A - Oddly, none of my stories are directly influenced by my real life experiences, though indirectly, everything I am and think and do are reflections of where I came from. So far, I've never published anything that reflects where I've been or what I've done. I have never set any stories in Biafra or Bangladesh, Northern Ireland or the Middle East, where in my youth I experienced the worst humanity has foisted upon itself. Nor have I incorporated any of my features articles on so-called paranormal activity - séances, fortune tellers, psychics, mind control, UFOlogy, and so on. My Haven tales come completely from my imagination, and maybe, a little whistful thinking, which I am sure is subconsciously influenced by all that I have seen and reported.
Q ~ As the first biographer of J.R.R. Tolkien, are you influenced by him in your writing? If so, in what way?
A - I am inspired rather than influenced by Tolkien. As C.S. Lewis once said to Tolkien, after a particularly spirited (contentious) session of their literary group, the Inklings, in which Tolkien continued to read his latest portion of The Lord of the Rings while ignoring the sometimes raucous interruptions and comments of his fellow writers - "Tolkien - you're uninfluenceable!" Tolkien’s storytelling ability is one of those touchstones that all writers (whether or not they are involved in fantasy or the fantastical) would aspire to. However, I have full belief in the value of the editing process which Tolkien resisted. Over the years, I have had and continue to have some very capable, helpful editors who have helped me fine-tune and publish my work.

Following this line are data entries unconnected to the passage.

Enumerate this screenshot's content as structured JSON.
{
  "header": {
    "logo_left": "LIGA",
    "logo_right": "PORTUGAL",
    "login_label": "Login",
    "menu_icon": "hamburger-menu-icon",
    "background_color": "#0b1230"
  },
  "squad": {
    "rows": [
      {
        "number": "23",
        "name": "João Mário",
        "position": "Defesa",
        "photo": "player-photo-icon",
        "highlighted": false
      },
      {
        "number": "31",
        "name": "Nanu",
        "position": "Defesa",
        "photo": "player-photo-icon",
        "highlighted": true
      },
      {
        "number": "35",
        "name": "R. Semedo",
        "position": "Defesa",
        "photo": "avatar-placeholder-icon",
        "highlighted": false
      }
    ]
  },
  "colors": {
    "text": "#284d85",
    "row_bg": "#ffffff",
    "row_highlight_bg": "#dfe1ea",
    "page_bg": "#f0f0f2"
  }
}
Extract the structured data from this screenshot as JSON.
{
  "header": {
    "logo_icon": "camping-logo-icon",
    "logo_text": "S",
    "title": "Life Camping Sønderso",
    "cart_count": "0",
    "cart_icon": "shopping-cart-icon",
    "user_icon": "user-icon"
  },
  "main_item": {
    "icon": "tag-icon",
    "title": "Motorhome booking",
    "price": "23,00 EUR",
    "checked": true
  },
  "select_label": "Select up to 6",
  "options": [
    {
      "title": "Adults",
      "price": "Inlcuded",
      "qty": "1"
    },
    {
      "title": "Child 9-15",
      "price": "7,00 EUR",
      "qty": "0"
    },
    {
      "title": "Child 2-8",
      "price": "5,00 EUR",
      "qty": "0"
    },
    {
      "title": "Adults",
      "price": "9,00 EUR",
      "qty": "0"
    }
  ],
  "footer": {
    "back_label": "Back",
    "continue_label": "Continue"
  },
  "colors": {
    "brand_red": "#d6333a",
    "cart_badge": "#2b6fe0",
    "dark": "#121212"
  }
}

Q ~ What are you working on now?
A – I’ve just finished a YA novel – “Adam V” (http://www.pixelhallpress.com/adamv.html), which is in the hands of my editor, who is preparing it for publication. (In fact, it will be ready for beta readers in about another month.) While I await feedback from my editor on “Adam V”, I am writing my second novel set in the fictional town of Black Bear, Pennsylvania, an environment that my wife Sally and I co-created as a literary “folie et deux.”(We share the town and its characters, but are writing very different stories set with the village.) Called “Black Bear One,” it's about a subject for which I have extensive first-hand experience - a small town volunteer ambulance corps. While the story is fiction, many of the issues raised - recruiting and training volunteers, competition with for-profit ambulance companies, frictions and romance among the volunteers, what happens on typical and exceptional ambulance calls - I've adapted from my own experience. “Black Bear One” will be published in 2014.
Q ~ Do you have any advice for those who would like to begin writing professionally?
A - Don't give up your day job. But seriously, if you want to write… write. Don’t just talk about it, do it every day. And read everything you can, to learn from the authors who have come before you. Be influenceable.
And now, let's take a look at one of Daniel's works, which is perfect for Halloween.
Title: Seven from Haven
Author: Daniel Grotta
Published: October 31st 2012 by Pixel Hall Press
Page Count: 167
Shelf: Review Copy
Synopsis from Goodreads:
Set in a small Pennsylvania mountain village, where strange and wondrous things happen, Seven from Haven are quirky, fantastical short stories which prove what they say about this town: ”Haven takes care of its own.”
You get to know the characters of these various stories quite well considering the short length of each story. Grotta only provides you with the details necessary for their role while focusing on the story in question as a whole.
This novel is definitely perfect for Halloween, especially for those who enjoy the holiday without the scariness. Grotta has created the perfect balance between spooky and funny.